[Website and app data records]
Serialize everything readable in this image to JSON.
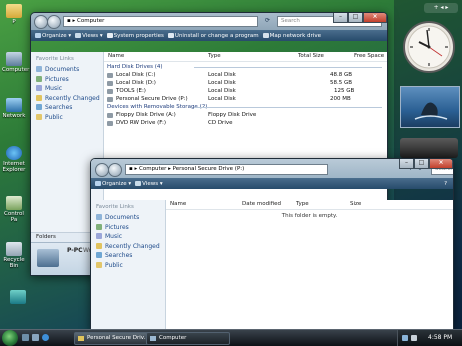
{
  "desktop": {
    "icons": [
      {
        "label": "P"
      },
      {
        "label": "Computer"
      },
      {
        "label": "Network"
      },
      {
        "label": "Internet Explorer"
      },
      {
        "label": "Control Pa"
      },
      {
        "label": "Recycle Bin"
      }
    ]
  },
  "window_back": {
    "address": "Computer",
    "search_placeholder": "Search",
    "toolbar": [
      "Organize",
      "Views",
      "System properties",
      "Uninstall or change a program",
      "Map network drive"
    ],
    "favorites_title": "Favorite Links",
    "favorites": [
      "Documents",
      "Pictures",
      "Music",
      "Recently Changed",
      "Searches",
      "Public"
    ],
    "folders_label": "Folders",
    "details_name": "P-PC",
    "details_more": "Wo",
    "columns": [
      "Name",
      "Type",
      "Total Size",
      "Free Space"
    ],
    "groups": [
      {
        "title": "Hard Disk Drives (4)",
        "items": [
          {
            "name": "Local Disk (C:)",
            "type": "Local Disk",
            "total": "48.8 GB",
            "free": ""
          },
          {
            "name": "Local Disk (D:)",
            "type": "Local Disk",
            "total": "58.5 GB",
            "free": ""
          },
          {
            "name": "TOOLS (E:)",
            "type": "Local Disk",
            "total": "125 GB",
            "free": ""
          },
          {
            "name": "Personal Secure Drive (P:)",
            "type": "Local Disk",
            "total": "200 MB",
            "free": ""
          }
        ]
      },
      {
        "title": "Devices with Removable Storage (2)",
        "items": [
          {
            "name": "Floppy Disk Drive (A:)",
            "type": "Floppy Disk Drive",
            "total": "",
            "free": ""
          },
          {
            "name": "DVD RW Drive (F:)",
            "type": "CD Drive",
            "total": "",
            "free": ""
          }
        ]
      }
    ]
  },
  "window_front": {
    "address_root": "Computer",
    "address_leaf": "Personal Secure Drive (P:)",
    "search_placeholder": "Search",
    "toolbar": [
      "Organize",
      "Views"
    ],
    "favorites_title": "Favorite Links",
    "favorites": [
      "Documents",
      "Pictures",
      "Music",
      "Recently Changed",
      "Searches",
      "Public"
    ],
    "columns": [
      "Name",
      "Date modified",
      "Type",
      "Size"
    ],
    "empty_message": "This folder is empty."
  },
  "taskbar": {
    "buttons": [
      "Personal Secure Driv...",
      "Computer"
    ],
    "clock": "4:58 PM"
  },
  "colors": {
    "toolbar": "#274b6b",
    "link": "#1d4a8a",
    "close": "#c2402c"
  }
}
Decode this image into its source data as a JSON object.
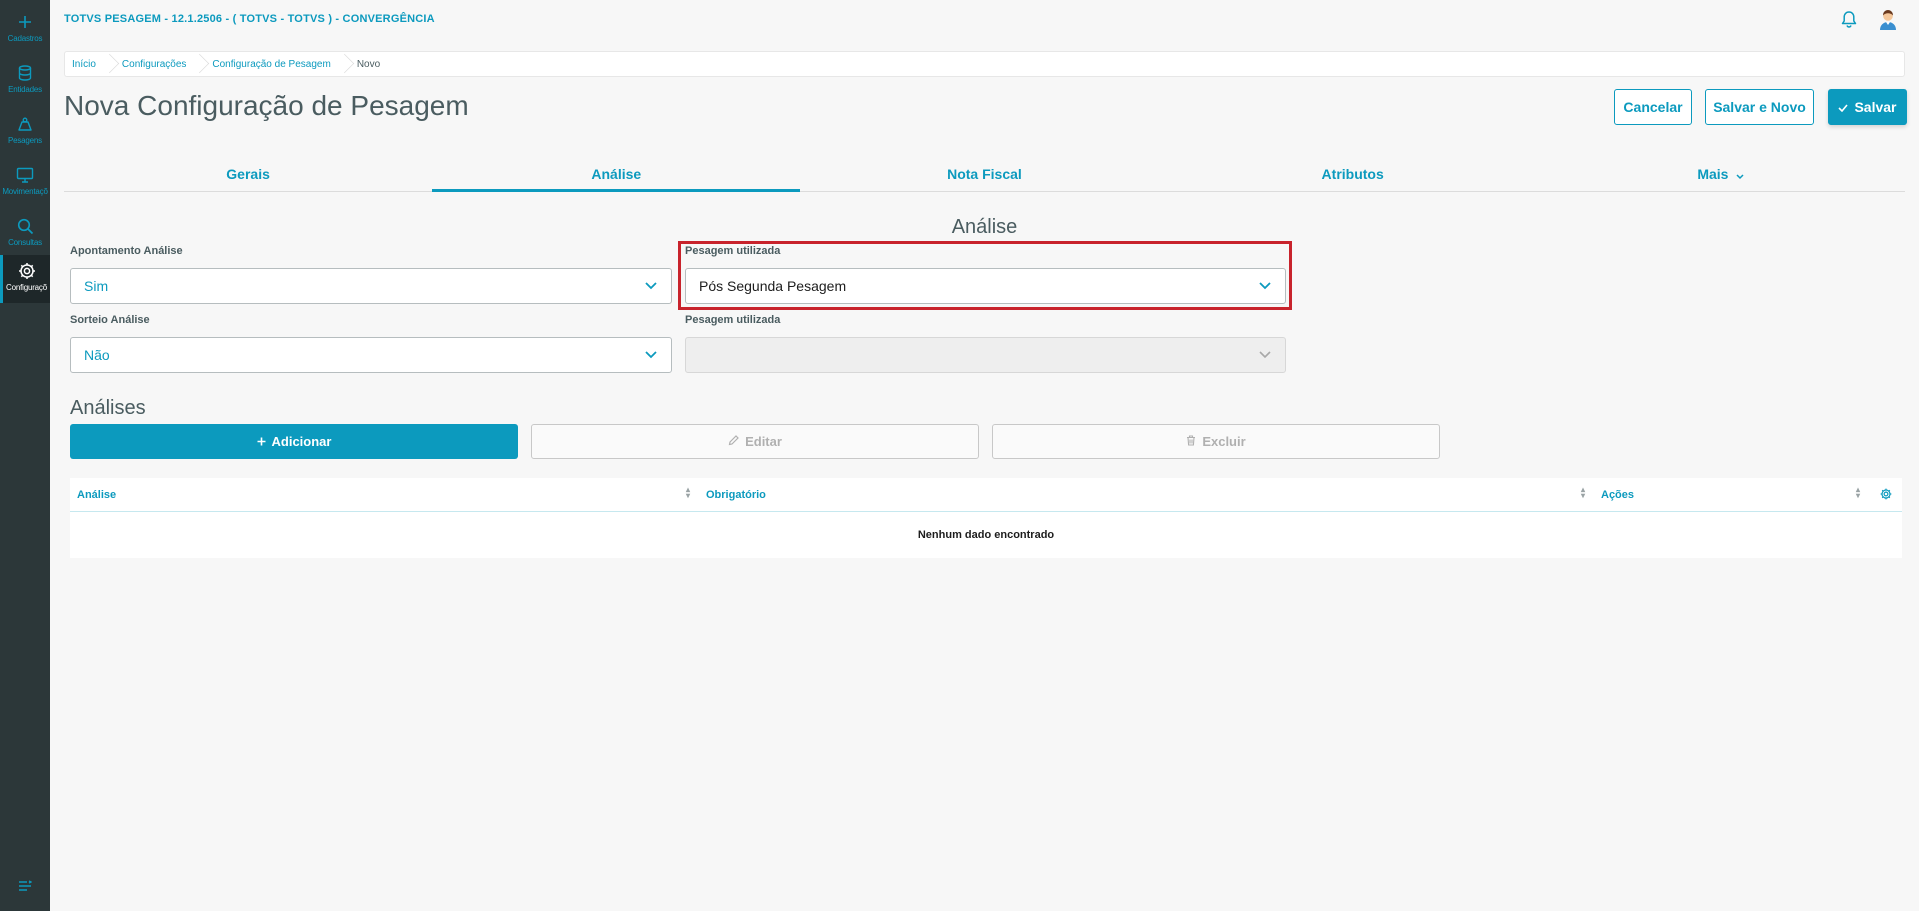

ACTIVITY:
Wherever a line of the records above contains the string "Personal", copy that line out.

ANSWER SPACE:
            "name": "Personal Secure Drive (P:)",
    "address_leaf": "Personal Secure Drive (P:)",
      "Personal Secure Driv...",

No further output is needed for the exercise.